### PROBLEM TO SOLVE
A verbatim copy of all the data is required, minus any images.

Component data from apps and pages:
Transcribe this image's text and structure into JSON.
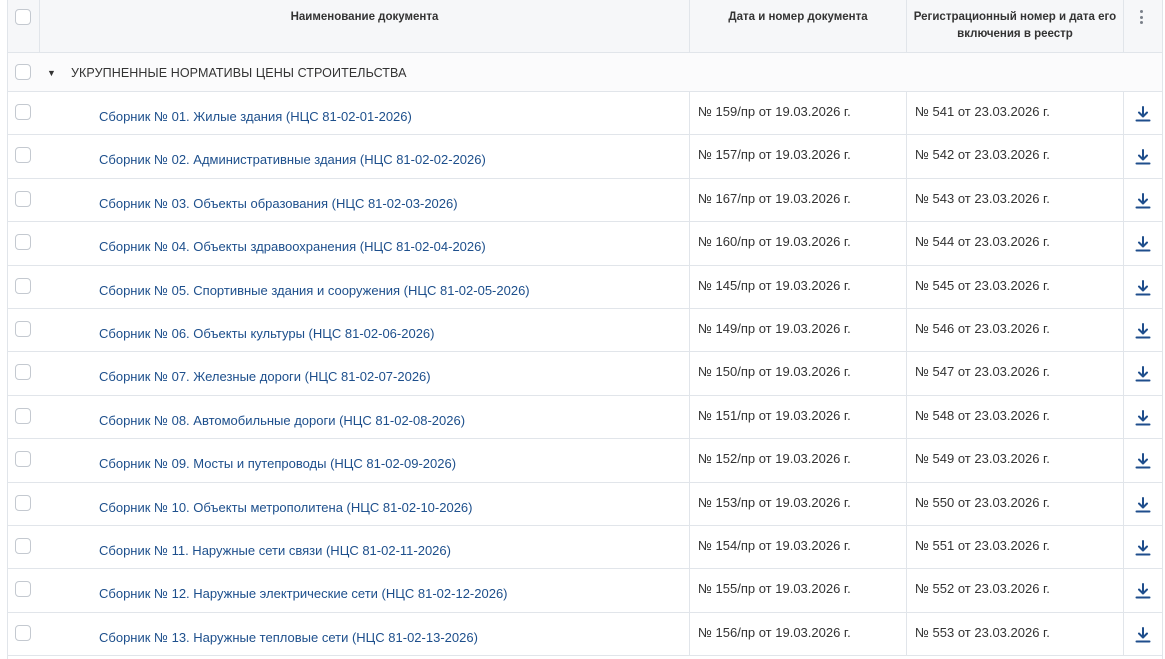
{
  "header": {
    "name_col": "Наименование документа",
    "date_col": "Дата и номер документа",
    "reg_col": "Регистрационный номер и дата его включения в реестр"
  },
  "group": {
    "title": "УКРУПНЕННЫЕ НОРМАТИВЫ ЦЕНЫ СТРОИТЕЛЬСТВА",
    "expanded": true
  },
  "rows": [
    {
      "name": "Сборник № 01. Жилые здания (НЦС 81-02-01-2026)",
      "date": "№ 159/пр от 19.03.2026 г.",
      "reg": "№ 541 от 23.03.2026 г."
    },
    {
      "name": "Сборник № 02. Административные здания (НЦС 81-02-02-2026)",
      "date": "№ 157/пр от 19.03.2026 г.",
      "reg": "№ 542 от 23.03.2026 г."
    },
    {
      "name": "Сборник № 03. Объекты образования (НЦС 81-02-03-2026)",
      "date": "№ 167/пр от 19.03.2026 г.",
      "reg": "№ 543 от 23.03.2026 г."
    },
    {
      "name": "Сборник № 04. Объекты здравоохранения (НЦС 81-02-04-2026)",
      "date": "№ 160/пр от 19.03.2026 г.",
      "reg": "№ 544 от 23.03.2026 г."
    },
    {
      "name": "Сборник № 05. Спортивные здания и сооружения (НЦС 81-02-05-2026)",
      "date": "№ 145/пр от 19.03.2026 г.",
      "reg": "№ 545 от 23.03.2026 г."
    },
    {
      "name": "Сборник № 06. Объекты культуры (НЦС 81-02-06-2026)",
      "date": "№ 149/пр от 19.03.2026 г.",
      "reg": "№ 546 от 23.03.2026 г."
    },
    {
      "name": "Сборник № 07. Железные дороги (НЦС 81-02-07-2026)",
      "date": "№ 150/пр от 19.03.2026 г.",
      "reg": "№ 547 от 23.03.2026 г."
    },
    {
      "name": "Сборник № 08. Автомобильные дороги (НЦС 81-02-08-2026)",
      "date": "№ 151/пр от 19.03.2026 г.",
      "reg": "№ 548 от 23.03.2026 г."
    },
    {
      "name": "Сборник № 09. Мосты и путепроводы (НЦС 81-02-09-2026)",
      "date": "№ 152/пр от 19.03.2026 г.",
      "reg": "№ 549 от 23.03.2026 г."
    },
    {
      "name": "Сборник № 10. Объекты метрополитена (НЦС 81-02-10-2026)",
      "date": "№ 153/пр от 19.03.2026 г.",
      "reg": "№ 550 от 23.03.2026 г."
    },
    {
      "name": "Сборник № 11. Наружные сети связи (НЦС 81-02-11-2026)",
      "date": "№ 154/пр от 19.03.2026 г.",
      "reg": "№ 551 от 23.03.2026 г."
    },
    {
      "name": "Сборник № 12. Наружные электрические сети (НЦС 81-02-12-2026)",
      "date": "№ 155/пр от 19.03.2026 г.",
      "reg": "№ 552 от 23.03.2026 г."
    },
    {
      "name": "Сборник № 13. Наружные тепловые сети (НЦС 81-02-13-2026)",
      "date": "№ 156/пр от 19.03.2026 г.",
      "reg": "№ 553 от 23.03.2026 г."
    }
  ],
  "colors": {
    "link": "#1d4f8c",
    "download_icon": "#1f4e8c",
    "border": "#e1e5ea"
  },
  "icons": {
    "row_action": "download-icon",
    "column_menu": "kebab-icon",
    "group_toggle": "caret-down-icon"
  }
}
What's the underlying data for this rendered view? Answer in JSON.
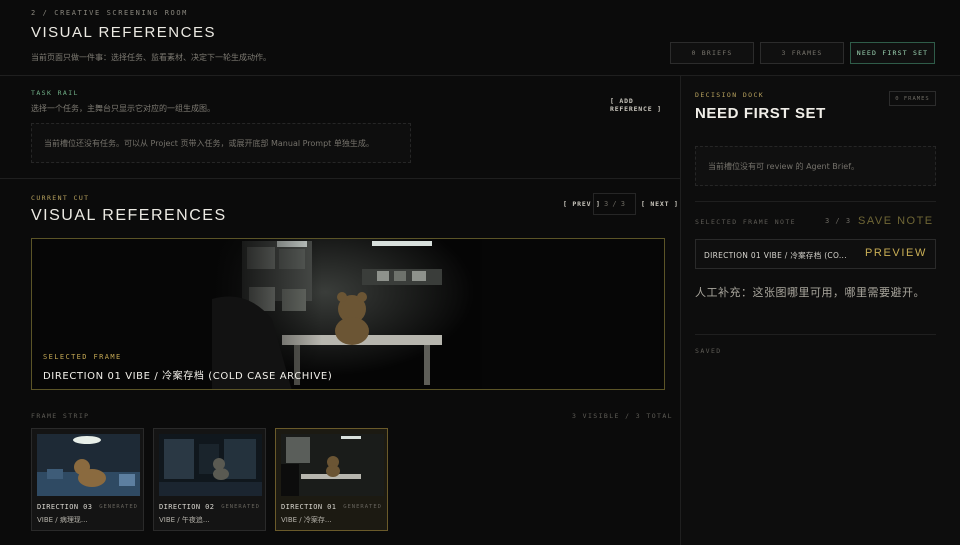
{
  "header": {
    "eyebrow": "2 / CREATIVE SCREENING ROOM",
    "title": "VISUAL REFERENCES",
    "subtitle": "当前页面只做一件事：选择任务、监看素材、决定下一轮生成动作。",
    "buttons": [
      {
        "label": "0 BRIEFS",
        "active": false
      },
      {
        "label": "3 FRAMES",
        "active": false
      },
      {
        "label": "NEED FIRST SET",
        "active": true
      }
    ]
  },
  "task_rail": {
    "label": "TASK RAIL",
    "note": "选择一个任务，主舞台只显示它对应的一组生成图。",
    "add_reference": "[ ADD REFERENCE ]",
    "empty_message": "当前槽位还没有任务。可以从 Project 页带入任务，或展开底部 Manual Prompt 单独生成。"
  },
  "current_cut": {
    "label": "CURRENT CUT",
    "title": "VISUAL REFERENCES",
    "prev": "[ PREV ]",
    "next": "[ NEXT ]",
    "counter": "3 / 3",
    "selected_label": "SELECTED FRAME",
    "selected_title": "DIRECTION 01 VIBE / 冷案存档 (COLD CASE ARCHIVE)"
  },
  "frame_strip": {
    "label": "FRAME STRIP",
    "count": "3 VISIBLE / 3 TOTAL",
    "items": [
      {
        "title": "DIRECTION 03",
        "subtitle": "VIBE / 病理现...",
        "tag": "GENERATED",
        "selected": false
      },
      {
        "title": "DIRECTION 02",
        "subtitle": "VIBE / 午夜追...",
        "tag": "GENERATED",
        "selected": false
      },
      {
        "title": "DIRECTION 01",
        "subtitle": "VIBE / 冷案存...",
        "tag": "GENERATED",
        "selected": true
      }
    ]
  },
  "decision_dock": {
    "label": "DECISION DOCK",
    "title": "NEED FIRST SET",
    "frames_badge": "0 FRAMES",
    "empty_message": "当前槽位没有可 review 的 Agent Brief。",
    "note_label": "SELECTED FRAME NOTE",
    "note_count": "3 / 3",
    "save_note": "SAVE NOTE",
    "selected_frame": "DIRECTION 01 VIBE / 冷案存档 (CO...",
    "preview": "PREVIEW",
    "note_placeholder": "人工补充：这张图哪里可用，哪里需要避开。",
    "saved_label": "SAVED"
  },
  "colors": {
    "accent_gold": "#c9ae55",
    "accent_green": "#6fae86",
    "background": "#0b0b0b"
  }
}
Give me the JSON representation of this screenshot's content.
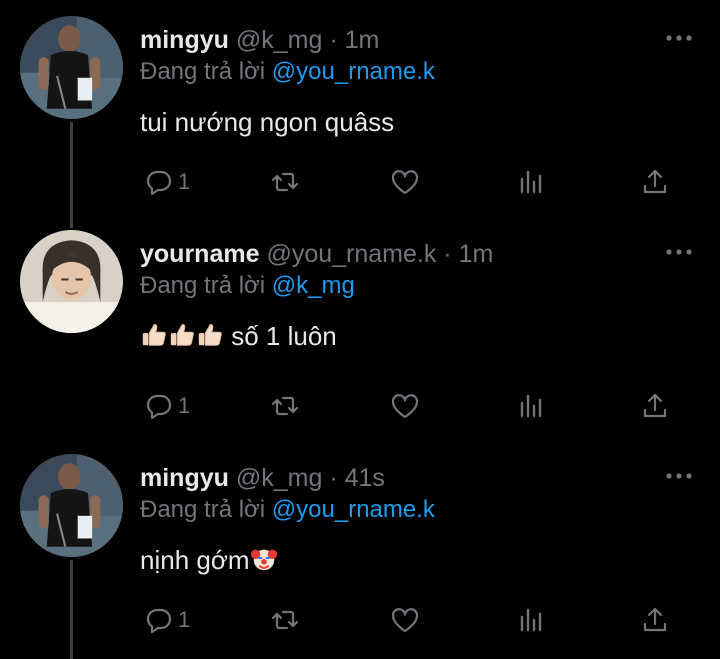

### FINAL ANSWER
Transcribe this image's text and structure into JSON.
{
  "header": {
    "name_col": "Наименование документа",
    "date_col": "Дата и номер документа",
    "reg_col": "Регистрационный номер и дата его включения в реестр"
  },
  "group": {
    "title": "УКРУПНЕННЫЕ НОРМАТИВЫ ЦЕНЫ СТРОИТЕЛЬСТВА",
    "expanded": true
  },
  "rows": [
    {
      "name": "Сборник № 01. Жилые здания (НЦС 81-02-01-2026)",
      "date": "№ 159/пр от 19.03.2026 г.",
      "reg": "№ 541 от 23.03.2026 г."
    },
    {
      "name": "Сборник № 02. Административные здания (НЦС 81-02-02-2026)",
      "date": "№ 157/пр от 19.03.2026 г.",
      "reg": "№ 542 от 23.03.2026 г."
    },
    {
      "name": "Сборник № 03. Объекты образования (НЦС 81-02-03-2026)",
      "date": "№ 167/пр от 19.03.2026 г.",
      "reg": "№ 543 от 23.03.2026 г."
    },
    {
      "name": "Сборник № 04. Объекты здравоохранения (НЦС 81-02-04-2026)",
      "date": "№ 160/пр от 19.03.2026 г.",
      "reg": "№ 544 от 23.03.2026 г."
    },
    {
      "name": "Сборник № 05. Спортивные здания и сооружения (НЦС 81-02-05-2026)",
      "date": "№ 145/пр от 19.03.2026 г.",
      "reg": "№ 545 от 23.03.2026 г."
    },
    {
      "name": "Сборник № 06. Объекты культуры (НЦС 81-02-06-2026)",
      "date": "№ 149/пр от 19.03.2026 г.",
      "reg": "№ 546 от 23.03.2026 г."
    },
    {
      "name": "Сборник № 07. Железные дороги (НЦС 81-02-07-2026)",
      "date": "№ 150/пр от 19.03.2026 г.",
      "reg": "№ 547 от 23.03.2026 г."
    },
    {
      "name": "Сборник № 08. Автомобильные дороги (НЦС 81-02-08-2026)",
      "date": "№ 151/пр от 19.03.2026 г.",
      "reg": "№ 548 от 23.03.2026 г."
    },
    {
      "name": "Сборник № 09. Мосты и путепроводы (НЦС 81-02-09-2026)",
      "date": "№ 152/пр от 19.03.2026 г.",
      "reg": "№ 549 от 23.03.2026 г."
    },
    {
      "name": "Сборник № 10. Объекты метрополитена (НЦС 81-02-10-2026)",
      "date": "№ 153/пр от 19.03.2026 г.",
      "reg": "№ 550 от 23.03.2026 г."
    },
    {
      "name": "Сборник № 11. Наружные сети связи (НЦС 81-02-11-2026)",
      "date": "№ 154/пр от 19.03.2026 г.",
      "reg": "№ 551 от 23.03.2026 г."
    },
    {
      "name": "Сборник № 12. Наружные электрические сети (НЦС 81-02-12-2026)",
      "date": "№ 155/пр от 19.03.2026 г.",
      "reg": "№ 552 от 23.03.2026 г."
    },
    {
      "name": "Сборник № 13. Наружные тепловые сети (НЦС 81-02-13-2026)",
      "date": "№ 156/пр от 19.03.2026 г.",
      "reg": "№ 553 от 23.03.2026 г."
    }
  ],
  "colors": {
    "link": "#1d4f8c",
    "download_icon": "#1f4e8c",
    "border": "#e1e5ea"
  },
  "icons": {
    "row_action": "download-icon",
    "column_menu": "kebab-icon",
    "group_toggle": "caret-down-icon"
  }
}
What's the underlying data for this rendered view? Answer in JSON.
{
  "header": {
    "eyebrow": "2 / CREATIVE SCREENING ROOM",
    "title": "VISUAL REFERENCES",
    "subtitle": "当前页面只做一件事：选择任务、监看素材、决定下一轮生成动作。",
    "buttons": [
      {
        "label": "0 BRIEFS",
        "active": false
      },
      {
        "label": "3 FRAMES",
        "active": false
      },
      {
        "label": "NEED FIRST SET",
        "active": true
      }
    ]
  },
  "task_rail": {
    "label": "TASK RAIL",
    "note": "选择一个任务，主舞台只显示它对应的一组生成图。",
    "add_reference": "[ ADD REFERENCE ]",
    "empty_message": "当前槽位还没有任务。可以从 Project 页带入任务，或展开底部 Manual Prompt 单独生成。"
  },
  "current_cut": {
    "label": "CURRENT CUT",
    "title": "VISUAL REFERENCES",
    "prev": "[ PREV ]",
    "next": "[ NEXT ]",
    "counter": "3 / 3",
    "selected_label": "SELECTED FRAME",
    "selected_title": "DIRECTION 01 VIBE / 冷案存档 (COLD CASE ARCHIVE)"
  },
  "frame_strip": {
    "label": "FRAME STRIP",
    "count": "3 VISIBLE / 3 TOTAL",
    "items": [
      {
        "title": "DIRECTION 03",
        "subtitle": "VIBE / 病理现...",
        "tag": "GENERATED",
        "selected": false
      },
      {
        "title": "DIRECTION 02",
        "subtitle": "VIBE / 午夜追...",
        "tag": "GENERATED",
        "selected": false
      },
      {
        "title": "DIRECTION 01",
        "subtitle": "VIBE / 冷案存...",
        "tag": "GENERATED",
        "selected": true
      }
    ]
  },
  "decision_dock": {
    "label": "DECISION DOCK",
    "title": "NEED FIRST SET",
    "frames_badge": "0 FRAMES",
    "empty_message": "当前槽位没有可 review 的 Agent Brief。",
    "note_label": "SELECTED FRAME NOTE",
    "note_count": "3 / 3",
    "save_note": "SAVE NOTE",
    "selected_frame": "DIRECTION 01 VIBE / 冷案存档 (CO...",
    "preview": "PREVIEW",
    "note_placeholder": "人工补充：这张图哪里可用，哪里需要避开。",
    "saved_label": "SAVED"
  },
  "colors": {
    "accent_gold": "#c9ae55",
    "accent_green": "#6fae86",
    "background": "#0b0b0b"
  }
}
Give me the JSON representation of this screenshot's content.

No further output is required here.